October 26, 2022 3 min read

Preparing for a furry new member of the family is exciting and overwhelming. There’s a never-ending whirlwind of things to do, things to buy, things to learn and names to think up. To help take some of the pressure off, we’ve composed a list of things to do to prepare for your new puppy to help you both with this transition.

Choose a Vet

Like finding a pediatrician when you have a kid, the first thing you should do when adopting a new dog is find a reliable veterinarian. If you are new to the area and don’t know where to start, try using social media.   Your breeder or adoption center might also have a list of referrals.

Local Facebook groups are a great place to start making connections. Alternatively, you might try asking on a community board such as Nextdoor. We suggest asking on multiple sites. The more you ask, the more suggestions and options you’ll have.

If you hear a few names repeatedly, it’s time to do some research. Start with google and yelp reviews to narrow down your top candidates. Once you’ve established those, investigate their websites to see the services provided and pricing. If you can’t find pricing online, try calling and asking for the prices of a few essential services you’ll be needing. Get a base price to see the doctor or get vaccinations.

Learn Training Basics

A well-trained dog is a happy dog. Your dog is eager to please; you also want a dog that listens when you need it to, so learningtraining basics is a must. First and foremost, whenever you are training a dog, remember that the two most important things you can be are positive and consistent.

Your dog doesn’t like getting yelled at, and you don’t like yelling at them. What’s more, dogs don’t have the cognitive capability to understand what you’re ranting about beyond knowing they’ve upset you. Furthermore, how can you expect your dog to be fully attentive and enthusiastic about training if they’re anxious about upsetting you?

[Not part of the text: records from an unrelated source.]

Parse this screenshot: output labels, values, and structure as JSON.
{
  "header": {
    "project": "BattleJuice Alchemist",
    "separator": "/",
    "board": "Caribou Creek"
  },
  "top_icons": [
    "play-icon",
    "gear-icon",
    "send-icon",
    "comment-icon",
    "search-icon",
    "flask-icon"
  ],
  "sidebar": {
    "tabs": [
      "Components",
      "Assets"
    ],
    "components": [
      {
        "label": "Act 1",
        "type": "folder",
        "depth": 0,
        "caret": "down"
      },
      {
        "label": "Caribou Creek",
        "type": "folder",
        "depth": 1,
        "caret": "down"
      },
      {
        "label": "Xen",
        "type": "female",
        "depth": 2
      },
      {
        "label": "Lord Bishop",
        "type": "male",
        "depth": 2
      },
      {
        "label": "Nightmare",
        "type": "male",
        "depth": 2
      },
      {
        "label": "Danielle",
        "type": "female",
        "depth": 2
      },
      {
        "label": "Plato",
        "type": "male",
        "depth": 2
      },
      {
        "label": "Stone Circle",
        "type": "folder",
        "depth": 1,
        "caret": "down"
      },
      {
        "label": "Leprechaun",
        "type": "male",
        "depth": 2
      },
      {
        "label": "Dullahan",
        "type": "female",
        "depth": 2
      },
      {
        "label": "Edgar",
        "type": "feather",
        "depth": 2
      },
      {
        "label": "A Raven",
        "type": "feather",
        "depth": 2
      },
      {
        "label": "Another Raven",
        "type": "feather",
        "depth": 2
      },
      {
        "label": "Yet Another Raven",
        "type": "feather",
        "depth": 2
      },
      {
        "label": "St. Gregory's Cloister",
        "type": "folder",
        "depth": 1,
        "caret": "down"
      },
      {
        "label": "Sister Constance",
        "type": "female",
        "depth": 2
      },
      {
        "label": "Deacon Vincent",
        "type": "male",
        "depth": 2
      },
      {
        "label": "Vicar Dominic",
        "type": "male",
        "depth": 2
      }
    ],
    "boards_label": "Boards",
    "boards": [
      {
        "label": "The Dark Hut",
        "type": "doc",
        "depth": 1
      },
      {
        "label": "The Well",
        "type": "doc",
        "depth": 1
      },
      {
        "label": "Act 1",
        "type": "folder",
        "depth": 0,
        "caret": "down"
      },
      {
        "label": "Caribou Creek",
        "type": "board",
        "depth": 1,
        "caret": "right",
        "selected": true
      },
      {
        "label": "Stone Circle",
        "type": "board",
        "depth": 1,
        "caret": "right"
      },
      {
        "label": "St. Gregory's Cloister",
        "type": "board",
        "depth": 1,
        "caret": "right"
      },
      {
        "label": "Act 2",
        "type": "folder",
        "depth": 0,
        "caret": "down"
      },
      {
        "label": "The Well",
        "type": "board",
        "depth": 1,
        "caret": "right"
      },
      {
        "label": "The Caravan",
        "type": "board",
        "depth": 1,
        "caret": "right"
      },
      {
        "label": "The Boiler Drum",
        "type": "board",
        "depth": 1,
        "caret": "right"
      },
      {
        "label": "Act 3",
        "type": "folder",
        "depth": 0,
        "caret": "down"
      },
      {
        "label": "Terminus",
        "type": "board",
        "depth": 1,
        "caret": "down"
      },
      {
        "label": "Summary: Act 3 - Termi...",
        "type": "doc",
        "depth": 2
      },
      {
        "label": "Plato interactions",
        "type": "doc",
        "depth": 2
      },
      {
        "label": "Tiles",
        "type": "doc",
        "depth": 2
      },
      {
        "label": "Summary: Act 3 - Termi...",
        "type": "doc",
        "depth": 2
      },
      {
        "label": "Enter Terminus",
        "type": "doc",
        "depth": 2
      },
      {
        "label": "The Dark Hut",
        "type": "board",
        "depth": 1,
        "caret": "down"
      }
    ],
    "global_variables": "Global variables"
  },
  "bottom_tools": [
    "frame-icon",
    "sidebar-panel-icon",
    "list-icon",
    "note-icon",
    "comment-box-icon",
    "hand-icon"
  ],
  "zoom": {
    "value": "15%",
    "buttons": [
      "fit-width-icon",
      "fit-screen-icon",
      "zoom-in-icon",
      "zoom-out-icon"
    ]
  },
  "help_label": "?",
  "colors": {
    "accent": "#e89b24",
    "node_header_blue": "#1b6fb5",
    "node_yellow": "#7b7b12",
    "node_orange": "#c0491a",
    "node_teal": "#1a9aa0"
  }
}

Second, you must be consistent. Like humans, it takes dogs time and effort to build or change a habit. If you allow too much time to lapse between sessions, your dog’s retention of that knowledge will drop, and you’ll start from square one all over again.

Grab the Essentials

One of the many similarities between preparing for a puppy and a baby is the never-ending list of things you need to buy to entertain, feed, and otherwise keep them alive. A few things you might want to check off before bringing your pup home include:

  • Treats
  • Food
  • Bowls
  • Adjustable harness and collar
  • Leash
  • Toys
  • Bed
  • Play Pen

While this certainly isn’t an exhaustive list, it will at least get you through the first few days. You may also consider buying poop bags for your walks and anenzymatic cleaner for the inevitable accidents.

Puppy Proof Your Home

Yet another similarity between young dogs and young humans: filling your home with anti-invasion methods against their endless onslaught of energy. To puppy-proof your home, start with the obvious, like closing off areas you don’t want your dog to have access to with baby gates. 

If you’re having trouble thinking of the trouble a puppy could get into, get down on your hands and knees and crawl around. Look at your home from their perspective, and you might be surprised by what seems enticing from below. 

Remove any objects you don’t want damaged or potential hazards. If the item can’t be removed, try hitting it with somenon-toxic bitter spray to keep curious mouths off.

Set Up a Confinement Area

Use the playpen to set up a confined, safe space for your puppy to rest or when you can't supervise. If the idea of cooping your pup up breaks your heart, don’t worry! Dogs seek den areas by instinct for comfort and safety, so it's just as good for them as having a quick break is for you.

Don’t make the confinement area too big. Just enough room for a BrilliantPad, a bed, water, and a bit of space for a toy if you have it. You want to keep this area nice and cozy both because it’s a den and because it will help start your pup's potty training process.

Dogs will instinctively keep the areas they eat and sleep clean, so they avoid using them to relieve themselves when possible. Your newborn puppy will require a bit of grace as he gains control of his bladder.

With your help, your pup will learn potty training and much more. There’s a whole world for you to show them. Go forth and conquer it together.